Creativity and having a creative practice is so important for our general well-being. For me, creativity has always been an opportunity to play, a safe place to explore, experiment and express whatever is going on in my life. It’s easy to see why those characteristics are so beneficial in helping us to feel good.
A while ago I mentioned that finding those creative moments seems harder than before. More accurately, the main shift over the last year and half is that I have started to earn money from my creativity – my writing, my photography, and this blog space.
Previously, my creativity was just for me, it didn’t really matter what anyone else thought or whether it fulfilled someone else’s ideas. However, now I am submitting features to editors and working with brands, and that context changes how it feels to create the work.
I realise it’s a dream for many to transition into earning money from their creativity and I feel very thankful to have been paid for my creative endeavours over the last year and a bit. However, when your creativity starts to become your source of income, how do you combine a creative self-practice that makes you feel good and fuels your well-being whilst also earning you money?

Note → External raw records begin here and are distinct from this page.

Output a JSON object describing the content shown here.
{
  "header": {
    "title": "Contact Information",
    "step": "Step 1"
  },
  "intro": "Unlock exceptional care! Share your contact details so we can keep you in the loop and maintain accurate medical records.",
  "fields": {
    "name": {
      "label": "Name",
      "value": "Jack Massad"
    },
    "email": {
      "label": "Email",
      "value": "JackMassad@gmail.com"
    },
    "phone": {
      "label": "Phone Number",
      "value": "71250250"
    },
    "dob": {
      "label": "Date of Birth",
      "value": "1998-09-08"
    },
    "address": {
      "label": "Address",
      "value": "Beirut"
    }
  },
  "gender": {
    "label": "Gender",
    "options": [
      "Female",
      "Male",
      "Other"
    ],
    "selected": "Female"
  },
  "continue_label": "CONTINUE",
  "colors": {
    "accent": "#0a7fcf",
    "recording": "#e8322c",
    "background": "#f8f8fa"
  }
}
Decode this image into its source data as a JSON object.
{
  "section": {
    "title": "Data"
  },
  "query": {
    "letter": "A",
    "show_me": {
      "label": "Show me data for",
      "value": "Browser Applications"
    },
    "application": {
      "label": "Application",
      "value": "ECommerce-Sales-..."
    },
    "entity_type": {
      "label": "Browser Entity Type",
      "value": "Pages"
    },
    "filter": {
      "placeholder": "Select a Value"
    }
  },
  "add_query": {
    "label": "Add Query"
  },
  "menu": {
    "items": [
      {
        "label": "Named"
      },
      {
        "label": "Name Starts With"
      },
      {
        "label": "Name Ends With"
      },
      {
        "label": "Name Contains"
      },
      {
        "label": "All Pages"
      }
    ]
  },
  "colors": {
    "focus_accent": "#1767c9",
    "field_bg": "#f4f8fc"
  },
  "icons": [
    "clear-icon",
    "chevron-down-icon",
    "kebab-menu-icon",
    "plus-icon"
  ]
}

September has been and gone and brought with it all the wonderful golden hues of autumn. Fall is quite possibly my favourite season. The sunlight is particularly beautiful in September and October, as the sun gradually gets lower in the sky and seems to soften and glow as it goes.
As the days shorten and the nights get longer, there is a moment of equilibrium with the autumn equinox, followed a few weeks later by the harvest moon, which was particularly spectacular this year in the UK. I was in the car heading east, and as the moon rose and hovered just above the horizon it seemed so perfectly round and luminous.
Last Sunday afternoon, Bailey, my husband and myself all snuck back to bed. It was pretty blissful to climb under the covers for a secret hour of slumber. We made ourselves a nest and just hung out there for a bit, reading and having cups of tea.
Up until recently though, our bedroom wasn’t such a great space for relaxing in. It always seems to be where anything that hasn’t found a home yet gets dumped, and even though we have a good mattress on our bed we haven’t previously put much thought or consideration into our bedding.
Over the last month though, I have made some conscious changes to our bedroom in order to help us get a peaceful and natural nights sleep. One of the biggest being that we have upgraded all our bedding to natural fibres. We have invested in some linen sheets, covers and cases, plus we have also switched our duvet, pillows and mattress protector for ones filled with wool from ‘Woolroom’.
Hooray, our slow and simple kitchen is finished! And it feels so good to have it done.
It has taken us a little while to get to this point, but that is the reality when you are renovating your victorian house yourself whilst raising a family, working and making space to enjoy life a little too.
We wanted to create a really simple and natural space that would be easy to cook in. The kitchen is small, so everything needs to be organised well. Luckily we have a big larder and the kitchen joins on to a breakfast room where we are able to keep most of our serving dishes.
An afternoon being creative and playing with plants, is pretty much my idea of perfection. A few weeks ago I was thrilled to be invited to an event in London to learn how to make a terrarium with botanist and broadcaster James Wong.
The event was organised by Fiskars, a leading global supplier of products for the home, garden and outdoors. Renowned for their famous orange handled scissors, Fiskars products are known for their brilliant design and functionality.